Jonathan Lee Iverson is on the mic! Ringling Brother and Barnum & Bailey’s youngest, first New Yorker, and first African American ringmaster joins the podcast today to wax philosophic on raising children, singers as athletes, and the evolution of the circus industry.
One of the original choreographers of aerial dance in the Bay Area, Joanna Haigood, talks about her influences growing up on the east coast and then moving to San Fransisco (20:20). She expounds upon her fascination of architecture as an access point for telling the stories of place (24:00), highlighting the African American experience (31:00) and using her art as activism (37:20)
Lisa Lottie is a one woman show who has traveled the world for over a decade with her hula hoops. In this interview, we dive into how she got her start at a traditional circus in India (9:36). She then goes on to share some important lessons she learned while attending circus schools in Rio de Janeiro, Brazil (22:34) and London, England (25:25) that ALL those considering circus school should hear. Later in the interview, we dive into the art of street performing (31:16) and how capitalism and COVID-19 have changed the landscape of performance (50:29). Featuring a guest appearance from Lisa’s foster cat.
Jon Stranks started his professional career at the age of 6 years old. (7:18). He went on to be in a winning acrobatic troupe on Britain’s Got Talent (13:54) before making the transition from competing to performing (17:09) on Cirque du Soleil’s stages, most recently in Messi 10 (25:52). During quarantine he has taken his work online and begun coaching handstands (31:24). Oh , yeah! And he has the real dirt on the Ellen Show (23:01)!
Born in China under the rule of Chairman Mao Zehdong, Guang Rong Lu began his circus training at the age of 11. After a long career as a performer, Mister Lu arrived in Australia to bring with him systems of teaching circus. He aided in establishing The National Institute of Circus Arts in Melbourne, Australia and worked as head coach in the program.

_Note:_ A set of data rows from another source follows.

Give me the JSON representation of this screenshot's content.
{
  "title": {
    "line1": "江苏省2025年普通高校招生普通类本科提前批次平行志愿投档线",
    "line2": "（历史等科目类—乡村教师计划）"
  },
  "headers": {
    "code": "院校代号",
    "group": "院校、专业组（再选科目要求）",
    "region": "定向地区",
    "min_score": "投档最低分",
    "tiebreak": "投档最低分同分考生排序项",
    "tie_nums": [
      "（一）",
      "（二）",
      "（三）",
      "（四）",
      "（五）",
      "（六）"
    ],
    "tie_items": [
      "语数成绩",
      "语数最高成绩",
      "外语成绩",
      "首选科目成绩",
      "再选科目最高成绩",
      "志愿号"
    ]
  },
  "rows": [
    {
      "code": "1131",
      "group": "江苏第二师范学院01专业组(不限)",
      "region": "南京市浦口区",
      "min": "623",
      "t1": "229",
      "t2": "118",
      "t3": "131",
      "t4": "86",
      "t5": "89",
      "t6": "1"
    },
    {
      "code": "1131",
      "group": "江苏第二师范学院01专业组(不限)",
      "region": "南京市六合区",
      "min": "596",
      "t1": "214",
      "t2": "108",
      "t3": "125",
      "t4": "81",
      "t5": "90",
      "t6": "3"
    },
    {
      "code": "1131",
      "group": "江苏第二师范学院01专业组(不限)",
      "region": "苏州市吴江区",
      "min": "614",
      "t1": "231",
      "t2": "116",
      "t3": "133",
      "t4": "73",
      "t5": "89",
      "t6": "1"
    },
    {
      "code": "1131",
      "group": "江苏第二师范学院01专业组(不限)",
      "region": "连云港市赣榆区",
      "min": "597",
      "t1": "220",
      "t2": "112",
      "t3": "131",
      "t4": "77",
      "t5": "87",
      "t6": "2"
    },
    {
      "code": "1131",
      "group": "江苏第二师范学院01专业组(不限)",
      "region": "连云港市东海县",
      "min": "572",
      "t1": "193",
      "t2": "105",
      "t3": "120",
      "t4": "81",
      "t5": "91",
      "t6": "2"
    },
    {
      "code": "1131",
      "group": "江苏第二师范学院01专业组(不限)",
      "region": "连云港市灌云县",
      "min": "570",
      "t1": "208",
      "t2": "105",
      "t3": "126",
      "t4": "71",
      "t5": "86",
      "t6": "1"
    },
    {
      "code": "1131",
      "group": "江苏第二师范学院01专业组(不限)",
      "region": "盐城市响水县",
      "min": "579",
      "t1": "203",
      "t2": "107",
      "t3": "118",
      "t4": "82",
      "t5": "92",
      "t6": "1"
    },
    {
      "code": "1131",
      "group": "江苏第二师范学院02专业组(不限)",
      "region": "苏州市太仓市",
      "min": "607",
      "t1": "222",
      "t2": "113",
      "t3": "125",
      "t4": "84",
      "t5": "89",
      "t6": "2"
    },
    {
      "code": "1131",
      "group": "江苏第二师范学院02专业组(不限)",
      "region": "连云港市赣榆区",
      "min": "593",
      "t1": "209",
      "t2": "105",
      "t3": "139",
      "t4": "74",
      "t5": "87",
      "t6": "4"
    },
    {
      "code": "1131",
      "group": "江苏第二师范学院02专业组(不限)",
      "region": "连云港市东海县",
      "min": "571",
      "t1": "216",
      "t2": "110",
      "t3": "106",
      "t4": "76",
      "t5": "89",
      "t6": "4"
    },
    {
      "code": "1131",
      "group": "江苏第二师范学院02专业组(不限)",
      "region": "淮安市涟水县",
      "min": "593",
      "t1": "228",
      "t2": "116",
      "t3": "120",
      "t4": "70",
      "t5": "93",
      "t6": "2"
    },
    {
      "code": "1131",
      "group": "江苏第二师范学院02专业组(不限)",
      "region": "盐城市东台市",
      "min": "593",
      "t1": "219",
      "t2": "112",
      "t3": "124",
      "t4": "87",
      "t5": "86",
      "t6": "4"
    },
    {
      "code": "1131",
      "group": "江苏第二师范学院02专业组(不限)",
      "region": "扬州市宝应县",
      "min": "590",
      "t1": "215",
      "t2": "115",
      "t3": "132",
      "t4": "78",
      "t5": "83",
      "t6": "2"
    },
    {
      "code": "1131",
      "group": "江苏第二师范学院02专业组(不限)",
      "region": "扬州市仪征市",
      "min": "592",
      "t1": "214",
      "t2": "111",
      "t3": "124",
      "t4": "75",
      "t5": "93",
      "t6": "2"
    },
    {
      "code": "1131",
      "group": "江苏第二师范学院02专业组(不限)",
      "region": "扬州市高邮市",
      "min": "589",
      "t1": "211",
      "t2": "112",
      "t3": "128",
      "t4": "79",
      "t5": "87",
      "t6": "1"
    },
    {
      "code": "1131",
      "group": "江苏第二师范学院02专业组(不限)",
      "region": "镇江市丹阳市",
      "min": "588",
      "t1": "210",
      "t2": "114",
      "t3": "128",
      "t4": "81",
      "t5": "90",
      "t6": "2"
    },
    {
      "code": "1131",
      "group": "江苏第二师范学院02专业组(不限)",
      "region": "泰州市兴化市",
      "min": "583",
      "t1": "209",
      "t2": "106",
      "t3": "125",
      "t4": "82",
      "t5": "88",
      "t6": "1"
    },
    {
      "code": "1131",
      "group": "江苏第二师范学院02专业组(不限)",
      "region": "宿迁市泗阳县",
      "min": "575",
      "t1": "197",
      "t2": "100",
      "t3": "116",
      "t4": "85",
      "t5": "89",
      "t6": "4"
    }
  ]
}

In this interview, Mister Lu outlines how the financial philosophies nations adopt influence how circus artists train and work they create, and how he and circus have changed over his 55-year career.
Listen in as hoop artist and self-proclaimed sparkling garbage, Julie Marshall, grapples with the question: WTF is ART anyway? And how the heck can circus artists make work that channels individual expression while maintaining technique, clarity of vision, and a relationship to the audience? This interview addresses “the taste gap” (as defined in the quote below) as well as topics such as body image, mental health, and the importance of being totally ridiculous.